Frank Ocean's Sweet Life
Live Shot of Odd Future rapper at La Zona Rosa last night
By Abby Johnston,
2:10PM, Fri. Jul. 20, 2012
By 5:30pm Thursday, a line had formed outside La Zona Rosa. By 7pm – an hour before doors opened – the line wrapped around the building, everyone in the snaking chain vying for a coveted spot in the front few rows of Frank Ocean. Unfortunately, once inside, the majority were lost in the dense sea of the sold-out show spilling back onto the outer edges of the venue.
Needless to say, the Odd Future Wolf Gang Kill Them All crooner has created quite a buzz on the strength of his debut studio album Channel Orange, not to mention a flurry of conjecture over his sexuality, which he addressed on the Fourth of July in a poignant letter on his Tumblr. Either way, this crowd was hungry for Frank Ocean, and the New Orleans rapper and singer delivered.
Donning his signature headband, Ocean sauntered onstage with a fourpiece backing band and launched his set with only a slight delay – a great relief given his crew's notoriety for loose start times. Largely comprised of songs from this month's Orange, the set also dipped into the MC's self-released first LP.
In front of a TV screen wall, Ocean's neo-soul shown early on "Sweet Life," sexy commentary on the dangers of wealth. The hammered piano chords of "Super Rich Kids" trick me every single time into thinking Ocean's covering Elton John's "Bennie and the Jets," but much to my relief, no one had to suffer through a garbled rendition of the radio staple.
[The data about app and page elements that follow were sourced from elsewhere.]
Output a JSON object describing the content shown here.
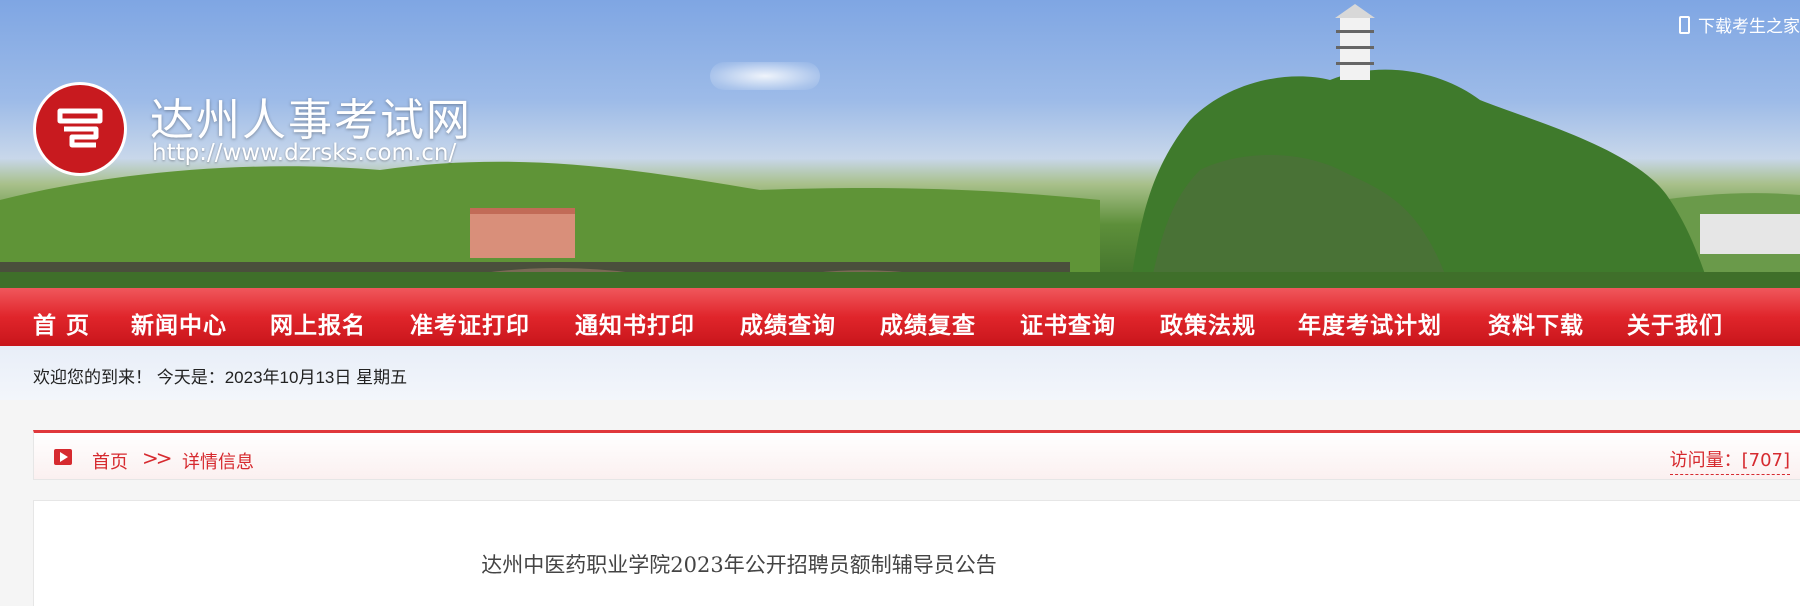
{
  "header": {
    "site_title": "达州人事考试网",
    "site_url": "http://www.dzrsks.com.cn/",
    "logo_text": "",
    "download_link": "下载考生之家"
  },
  "nav": {
    "items": [
      {
        "label": "首 页",
        "active": true
      },
      {
        "label": "新闻中心"
      },
      {
        "label": "网上报名"
      },
      {
        "label": "准考证打印"
      },
      {
        "label": "通知书打印"
      },
      {
        "label": "成绩查询"
      },
      {
        "label": "成绩复查"
      },
      {
        "label": "证书查询"
      },
      {
        "label": "政策法规"
      },
      {
        "label": "年度考试计划"
      },
      {
        "label": "资料下载"
      },
      {
        "label": "关于我们"
      }
    ]
  },
  "welcome": {
    "text": "欢迎您的到来！ 今天是：2023年10月13日 星期五"
  },
  "breadcrumb": {
    "home": "首页",
    "separator": ">>",
    "current": "详情信息",
    "visits": "访问量：[707]"
  },
  "article": {
    "title": "达州中医药职业学院2023年公开招聘员额制辅导员公告"
  },
  "colors": {
    "accent": "#d62a2f",
    "nav_red": "#e0252b"
  }
}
Rather, his pared down rap zoomed straight into flawless falsettos and back again into spoken-word cadence. Just as his flow began casting a spell on the house, Ocean took a random break. The band filled in with John Mayer collaboration "White,” while the crowd sent smoke puffs into the rafters. "Pyramid" finally found Ocean hitting his stride in full force, loosening his rigid stage presence and sending the audience into a frenzy.
When Ocean exited the stage a second time, many no doubt assumed he was watering the pipes again, but he never returned. With two albums to pull material from, the hour-long set translated into roughly 50 cents a minute. Judging by the roaring crowd, they'd pay it again gladly.